(Beginning of Data provided)
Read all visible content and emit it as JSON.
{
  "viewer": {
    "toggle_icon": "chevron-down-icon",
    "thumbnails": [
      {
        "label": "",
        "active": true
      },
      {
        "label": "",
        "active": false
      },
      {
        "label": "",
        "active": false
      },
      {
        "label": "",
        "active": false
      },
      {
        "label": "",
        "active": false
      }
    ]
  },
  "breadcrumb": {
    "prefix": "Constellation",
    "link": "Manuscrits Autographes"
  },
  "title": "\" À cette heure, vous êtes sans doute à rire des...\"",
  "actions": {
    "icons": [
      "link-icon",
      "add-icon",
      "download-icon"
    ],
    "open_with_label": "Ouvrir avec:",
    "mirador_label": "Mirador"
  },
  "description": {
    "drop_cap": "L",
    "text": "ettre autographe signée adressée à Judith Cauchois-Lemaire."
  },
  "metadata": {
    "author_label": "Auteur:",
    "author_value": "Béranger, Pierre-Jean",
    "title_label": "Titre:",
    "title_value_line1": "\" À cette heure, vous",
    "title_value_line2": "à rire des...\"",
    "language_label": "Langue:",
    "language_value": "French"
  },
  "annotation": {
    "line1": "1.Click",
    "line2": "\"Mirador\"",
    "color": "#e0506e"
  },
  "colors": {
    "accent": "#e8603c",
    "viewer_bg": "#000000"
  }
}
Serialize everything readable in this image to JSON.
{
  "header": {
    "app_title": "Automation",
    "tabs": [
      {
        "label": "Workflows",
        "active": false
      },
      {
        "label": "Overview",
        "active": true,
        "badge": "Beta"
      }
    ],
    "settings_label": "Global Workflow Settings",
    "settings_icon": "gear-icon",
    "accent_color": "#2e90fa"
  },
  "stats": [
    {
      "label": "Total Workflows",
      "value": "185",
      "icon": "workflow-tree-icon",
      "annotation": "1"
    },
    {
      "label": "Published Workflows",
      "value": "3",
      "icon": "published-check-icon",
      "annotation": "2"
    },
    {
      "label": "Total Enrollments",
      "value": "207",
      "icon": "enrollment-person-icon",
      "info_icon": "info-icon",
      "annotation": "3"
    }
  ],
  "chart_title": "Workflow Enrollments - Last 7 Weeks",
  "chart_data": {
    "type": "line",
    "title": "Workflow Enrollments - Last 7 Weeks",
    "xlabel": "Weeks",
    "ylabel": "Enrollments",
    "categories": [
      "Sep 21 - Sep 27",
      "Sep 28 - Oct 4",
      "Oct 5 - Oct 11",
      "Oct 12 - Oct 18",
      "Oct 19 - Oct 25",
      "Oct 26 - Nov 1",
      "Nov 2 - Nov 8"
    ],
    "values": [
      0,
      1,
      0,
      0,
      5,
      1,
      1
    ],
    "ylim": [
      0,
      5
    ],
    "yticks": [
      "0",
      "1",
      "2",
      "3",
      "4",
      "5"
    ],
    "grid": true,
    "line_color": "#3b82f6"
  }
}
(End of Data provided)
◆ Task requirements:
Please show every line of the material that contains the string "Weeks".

◆ Exercise result:
  "chart_title": "Workflow Enrollments - Last 7 Weeks",
    "title": "Workflow Enrollments - Last 7 Weeks",
    "xlabel": "Weeks",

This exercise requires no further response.